### PROBLEM
The answer should be the exact lines from the line containing "Transcribe this image's" through the last line of the material below, with no pictures.

### DATASET ENTRIES ###

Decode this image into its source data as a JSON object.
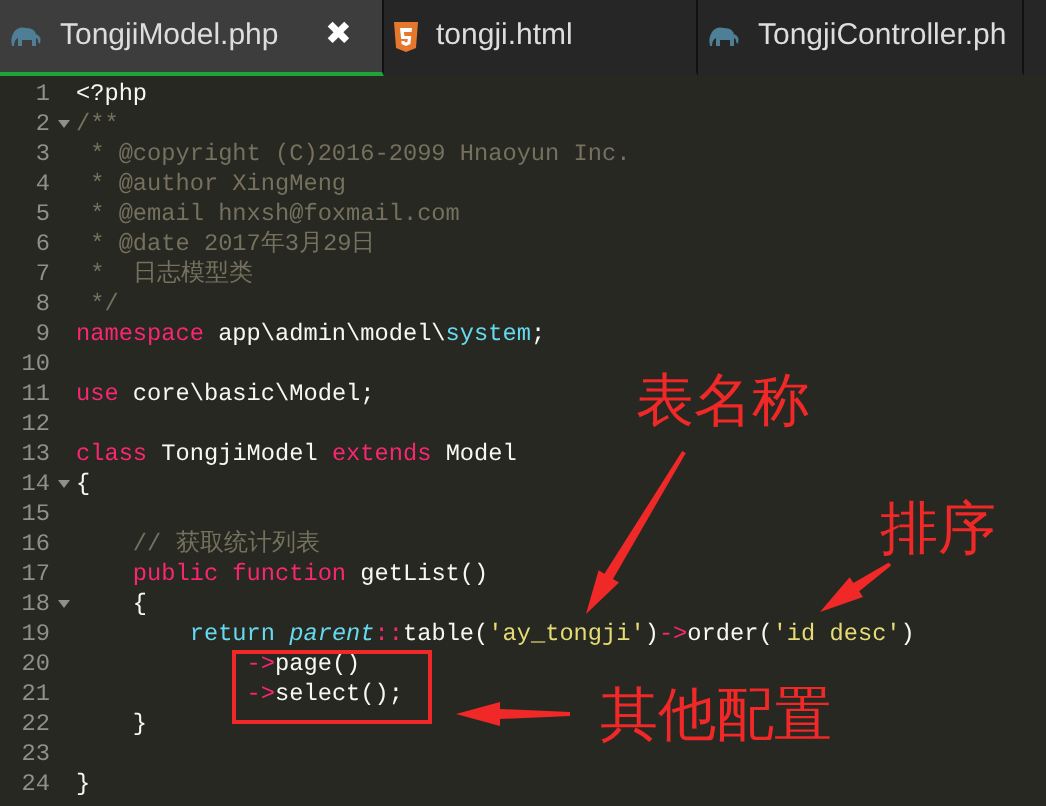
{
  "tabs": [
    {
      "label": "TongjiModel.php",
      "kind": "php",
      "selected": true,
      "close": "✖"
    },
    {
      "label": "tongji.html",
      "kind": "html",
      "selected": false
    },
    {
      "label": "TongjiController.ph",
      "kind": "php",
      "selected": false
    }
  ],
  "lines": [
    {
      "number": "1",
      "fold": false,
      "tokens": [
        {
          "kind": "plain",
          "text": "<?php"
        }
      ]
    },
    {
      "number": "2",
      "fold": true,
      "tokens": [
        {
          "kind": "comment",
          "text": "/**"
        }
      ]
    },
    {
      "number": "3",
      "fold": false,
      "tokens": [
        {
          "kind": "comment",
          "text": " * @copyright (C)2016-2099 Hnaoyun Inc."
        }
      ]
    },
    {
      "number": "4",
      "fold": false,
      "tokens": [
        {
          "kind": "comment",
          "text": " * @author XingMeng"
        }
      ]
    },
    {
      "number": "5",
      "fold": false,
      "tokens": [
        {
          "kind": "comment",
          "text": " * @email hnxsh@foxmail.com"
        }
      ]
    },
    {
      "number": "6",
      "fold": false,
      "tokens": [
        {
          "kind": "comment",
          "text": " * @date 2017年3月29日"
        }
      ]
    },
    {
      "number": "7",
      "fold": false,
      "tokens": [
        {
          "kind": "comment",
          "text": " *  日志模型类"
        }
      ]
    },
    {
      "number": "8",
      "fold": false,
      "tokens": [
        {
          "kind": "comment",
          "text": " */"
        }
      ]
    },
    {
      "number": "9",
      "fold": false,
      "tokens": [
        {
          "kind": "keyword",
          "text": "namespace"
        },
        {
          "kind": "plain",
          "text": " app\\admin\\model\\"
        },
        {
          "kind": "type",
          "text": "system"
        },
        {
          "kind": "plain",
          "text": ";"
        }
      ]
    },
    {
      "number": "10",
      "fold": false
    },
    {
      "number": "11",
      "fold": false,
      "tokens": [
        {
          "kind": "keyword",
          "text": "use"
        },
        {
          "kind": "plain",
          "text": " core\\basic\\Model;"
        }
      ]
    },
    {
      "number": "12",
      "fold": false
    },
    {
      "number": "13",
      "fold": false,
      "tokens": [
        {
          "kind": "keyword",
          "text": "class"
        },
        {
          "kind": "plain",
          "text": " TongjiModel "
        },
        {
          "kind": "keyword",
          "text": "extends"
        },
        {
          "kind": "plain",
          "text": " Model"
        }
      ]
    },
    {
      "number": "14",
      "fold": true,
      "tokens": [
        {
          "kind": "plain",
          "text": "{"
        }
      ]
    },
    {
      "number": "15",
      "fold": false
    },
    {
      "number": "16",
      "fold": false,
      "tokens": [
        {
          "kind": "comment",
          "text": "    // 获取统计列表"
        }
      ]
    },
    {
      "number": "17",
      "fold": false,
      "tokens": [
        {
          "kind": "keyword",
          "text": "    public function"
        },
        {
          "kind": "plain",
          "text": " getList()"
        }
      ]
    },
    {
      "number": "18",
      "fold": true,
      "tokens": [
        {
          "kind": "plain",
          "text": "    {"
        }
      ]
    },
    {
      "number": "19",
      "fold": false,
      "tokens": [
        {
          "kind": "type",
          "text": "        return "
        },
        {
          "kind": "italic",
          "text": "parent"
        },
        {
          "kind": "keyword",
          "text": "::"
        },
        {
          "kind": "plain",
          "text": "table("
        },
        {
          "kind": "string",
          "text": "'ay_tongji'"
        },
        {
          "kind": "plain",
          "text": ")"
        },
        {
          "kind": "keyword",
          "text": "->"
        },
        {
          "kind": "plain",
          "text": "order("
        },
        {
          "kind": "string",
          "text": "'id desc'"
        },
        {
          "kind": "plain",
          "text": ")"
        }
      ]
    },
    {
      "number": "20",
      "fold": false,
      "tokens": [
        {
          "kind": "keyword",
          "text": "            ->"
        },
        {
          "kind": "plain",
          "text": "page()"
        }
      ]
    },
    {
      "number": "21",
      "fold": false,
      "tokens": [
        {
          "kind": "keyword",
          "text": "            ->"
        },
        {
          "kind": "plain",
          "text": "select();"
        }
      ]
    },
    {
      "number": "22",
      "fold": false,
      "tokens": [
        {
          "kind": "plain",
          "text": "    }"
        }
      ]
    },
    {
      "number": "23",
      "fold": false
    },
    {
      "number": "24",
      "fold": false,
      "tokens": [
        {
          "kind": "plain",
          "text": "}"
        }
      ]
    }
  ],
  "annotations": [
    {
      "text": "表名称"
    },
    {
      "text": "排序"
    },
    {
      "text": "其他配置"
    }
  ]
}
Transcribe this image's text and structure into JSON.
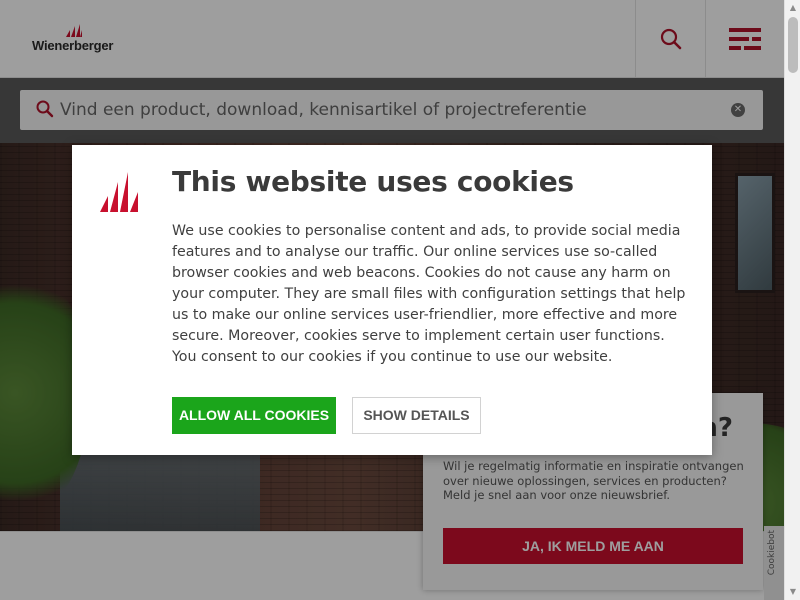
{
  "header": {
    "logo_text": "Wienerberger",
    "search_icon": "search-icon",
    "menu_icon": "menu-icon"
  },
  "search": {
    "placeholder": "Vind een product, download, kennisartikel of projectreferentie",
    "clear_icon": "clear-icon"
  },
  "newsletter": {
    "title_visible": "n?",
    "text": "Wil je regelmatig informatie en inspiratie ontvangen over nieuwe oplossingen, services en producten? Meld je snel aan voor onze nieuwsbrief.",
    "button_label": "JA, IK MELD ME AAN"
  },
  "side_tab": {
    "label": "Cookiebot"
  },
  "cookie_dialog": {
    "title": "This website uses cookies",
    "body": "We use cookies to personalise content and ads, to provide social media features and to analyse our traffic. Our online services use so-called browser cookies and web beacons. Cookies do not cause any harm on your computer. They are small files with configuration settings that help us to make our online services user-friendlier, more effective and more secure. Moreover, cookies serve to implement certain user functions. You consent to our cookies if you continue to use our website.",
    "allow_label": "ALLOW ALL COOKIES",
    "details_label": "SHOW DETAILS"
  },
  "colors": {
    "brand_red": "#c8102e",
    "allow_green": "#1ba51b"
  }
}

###

### RESULT OF THE EXERCISE
Transcribe this image's text and structure into JSON.
{
  "header": {
    "logo_text": "Wienerberger",
    "search_icon": "search-icon",
    "menu_icon": "menu-icon"
  },
  "search": {
    "placeholder": "Vind een product, download, kennisartikel of projectreferentie",
    "clear_icon": "clear-icon"
  },
  "newsletter": {
    "title_visible": "n?",
    "text": "Wil je regelmatig informatie en inspiratie ontvangen over nieuwe oplossingen, services en producten? Meld je snel aan voor onze nieuwsbrief.",
    "button_label": "JA, IK MELD ME AAN"
  },
  "side_tab": {
    "label": "Cookiebot"
  },
  "cookie_dialog": {
    "title": "This website uses cookies",
    "body": "We use cookies to personalise content and ads, to provide social media features and to analyse our traffic. Our online services use so-called browser cookies and web beacons. Cookies do not cause any harm on your computer. They are small files with configuration settings that help us to make our online services user-friendlier, more effective and more secure. Moreover, cookies serve to implement certain user functions. You consent to our cookies if you continue to use our website.",
    "allow_label": "ALLOW ALL COOKIES",
    "details_label": "SHOW DETAILS"
  },
  "colors": {
    "brand_red": "#c8102e",
    "allow_green": "#1ba51b"
  }
}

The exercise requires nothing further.